_Data records for software interfaces_
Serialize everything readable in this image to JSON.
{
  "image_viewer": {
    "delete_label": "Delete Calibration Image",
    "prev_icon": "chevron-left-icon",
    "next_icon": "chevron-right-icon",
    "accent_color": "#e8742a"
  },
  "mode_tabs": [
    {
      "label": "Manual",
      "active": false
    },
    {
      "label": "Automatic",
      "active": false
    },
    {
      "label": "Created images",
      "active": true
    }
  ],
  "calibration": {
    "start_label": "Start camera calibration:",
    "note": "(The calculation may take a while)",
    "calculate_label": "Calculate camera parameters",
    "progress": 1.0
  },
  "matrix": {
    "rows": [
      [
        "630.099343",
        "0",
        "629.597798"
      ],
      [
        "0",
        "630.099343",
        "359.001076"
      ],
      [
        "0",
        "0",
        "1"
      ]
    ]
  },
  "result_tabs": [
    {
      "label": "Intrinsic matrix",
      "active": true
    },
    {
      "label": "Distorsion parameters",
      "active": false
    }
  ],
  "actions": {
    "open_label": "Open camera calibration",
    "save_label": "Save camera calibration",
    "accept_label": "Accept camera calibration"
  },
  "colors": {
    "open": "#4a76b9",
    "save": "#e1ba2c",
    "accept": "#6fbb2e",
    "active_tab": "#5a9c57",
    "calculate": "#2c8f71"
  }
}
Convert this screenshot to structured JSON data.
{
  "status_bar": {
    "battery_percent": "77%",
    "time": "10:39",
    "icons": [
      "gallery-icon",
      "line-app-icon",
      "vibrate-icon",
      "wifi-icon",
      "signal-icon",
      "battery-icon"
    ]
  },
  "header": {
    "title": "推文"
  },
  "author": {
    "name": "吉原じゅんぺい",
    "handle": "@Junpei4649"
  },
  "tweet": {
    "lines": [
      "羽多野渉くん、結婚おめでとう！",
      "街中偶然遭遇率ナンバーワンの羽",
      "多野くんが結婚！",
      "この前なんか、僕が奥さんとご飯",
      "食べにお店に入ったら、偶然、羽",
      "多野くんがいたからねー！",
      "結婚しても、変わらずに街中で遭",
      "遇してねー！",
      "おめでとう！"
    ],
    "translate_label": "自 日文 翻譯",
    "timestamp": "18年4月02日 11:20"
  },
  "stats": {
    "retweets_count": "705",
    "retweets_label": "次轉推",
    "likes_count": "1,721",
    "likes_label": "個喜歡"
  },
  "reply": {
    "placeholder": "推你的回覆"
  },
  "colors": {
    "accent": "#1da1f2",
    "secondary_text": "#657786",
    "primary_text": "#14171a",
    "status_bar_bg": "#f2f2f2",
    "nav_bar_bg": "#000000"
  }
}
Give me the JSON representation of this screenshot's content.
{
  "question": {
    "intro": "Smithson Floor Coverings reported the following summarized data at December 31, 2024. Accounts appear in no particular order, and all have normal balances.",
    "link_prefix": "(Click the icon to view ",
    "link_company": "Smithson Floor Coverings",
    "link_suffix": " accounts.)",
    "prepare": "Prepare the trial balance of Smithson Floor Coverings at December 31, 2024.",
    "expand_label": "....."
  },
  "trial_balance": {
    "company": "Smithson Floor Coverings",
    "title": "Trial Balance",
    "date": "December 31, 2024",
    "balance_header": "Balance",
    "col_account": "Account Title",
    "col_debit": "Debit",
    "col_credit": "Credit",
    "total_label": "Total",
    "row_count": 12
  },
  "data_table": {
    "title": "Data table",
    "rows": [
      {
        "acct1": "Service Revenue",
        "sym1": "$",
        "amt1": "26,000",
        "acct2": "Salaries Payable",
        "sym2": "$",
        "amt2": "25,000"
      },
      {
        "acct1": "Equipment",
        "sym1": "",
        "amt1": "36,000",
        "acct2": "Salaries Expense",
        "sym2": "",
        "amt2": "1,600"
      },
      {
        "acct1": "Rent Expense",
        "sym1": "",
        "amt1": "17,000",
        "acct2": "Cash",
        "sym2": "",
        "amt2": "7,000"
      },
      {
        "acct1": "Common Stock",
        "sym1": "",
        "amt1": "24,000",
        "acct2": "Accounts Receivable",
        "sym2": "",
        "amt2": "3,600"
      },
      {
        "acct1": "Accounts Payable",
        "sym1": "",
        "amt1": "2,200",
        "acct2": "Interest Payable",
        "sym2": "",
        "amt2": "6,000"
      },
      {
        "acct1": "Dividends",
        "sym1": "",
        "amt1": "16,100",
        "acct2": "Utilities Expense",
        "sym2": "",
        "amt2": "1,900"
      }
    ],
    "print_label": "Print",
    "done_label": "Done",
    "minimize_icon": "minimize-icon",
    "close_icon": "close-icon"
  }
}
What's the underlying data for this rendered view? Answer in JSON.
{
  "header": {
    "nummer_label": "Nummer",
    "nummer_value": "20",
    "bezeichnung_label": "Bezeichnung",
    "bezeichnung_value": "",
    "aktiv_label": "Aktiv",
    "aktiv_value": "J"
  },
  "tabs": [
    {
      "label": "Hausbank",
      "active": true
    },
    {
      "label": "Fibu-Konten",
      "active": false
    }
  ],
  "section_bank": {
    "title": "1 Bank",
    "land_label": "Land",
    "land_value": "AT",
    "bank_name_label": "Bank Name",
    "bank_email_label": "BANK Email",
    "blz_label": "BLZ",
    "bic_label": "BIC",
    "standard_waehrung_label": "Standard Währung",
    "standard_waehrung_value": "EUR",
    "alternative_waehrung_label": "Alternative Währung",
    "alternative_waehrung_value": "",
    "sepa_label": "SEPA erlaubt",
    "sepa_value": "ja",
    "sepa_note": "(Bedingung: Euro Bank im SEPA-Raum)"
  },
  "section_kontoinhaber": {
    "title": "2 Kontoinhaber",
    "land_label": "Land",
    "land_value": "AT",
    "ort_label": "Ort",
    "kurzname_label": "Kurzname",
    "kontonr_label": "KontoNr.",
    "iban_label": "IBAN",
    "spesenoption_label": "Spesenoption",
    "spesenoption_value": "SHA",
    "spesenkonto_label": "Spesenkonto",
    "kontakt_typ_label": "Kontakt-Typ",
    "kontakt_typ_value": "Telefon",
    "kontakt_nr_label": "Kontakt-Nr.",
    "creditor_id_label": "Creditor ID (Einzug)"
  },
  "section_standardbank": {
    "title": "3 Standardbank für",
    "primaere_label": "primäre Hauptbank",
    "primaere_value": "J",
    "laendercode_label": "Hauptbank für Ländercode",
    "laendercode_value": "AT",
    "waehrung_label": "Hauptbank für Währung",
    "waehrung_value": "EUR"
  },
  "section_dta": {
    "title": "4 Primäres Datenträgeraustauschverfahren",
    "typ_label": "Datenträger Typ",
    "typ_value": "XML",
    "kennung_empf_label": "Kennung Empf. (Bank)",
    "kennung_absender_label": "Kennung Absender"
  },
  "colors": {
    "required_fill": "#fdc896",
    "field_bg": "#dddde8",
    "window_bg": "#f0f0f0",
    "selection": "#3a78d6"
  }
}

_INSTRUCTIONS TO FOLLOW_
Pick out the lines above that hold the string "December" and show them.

_THE ANSWER_
    "intro": "Smithson Floor Coverings reported the following summarized data at December 31, 2024. Accounts appear in no particular order, and all have normal balances.",
    "prepare": "Prepare the trial balance of Smithson Floor Coverings at December 31, 2024.",
    "date": "December 31, 2024",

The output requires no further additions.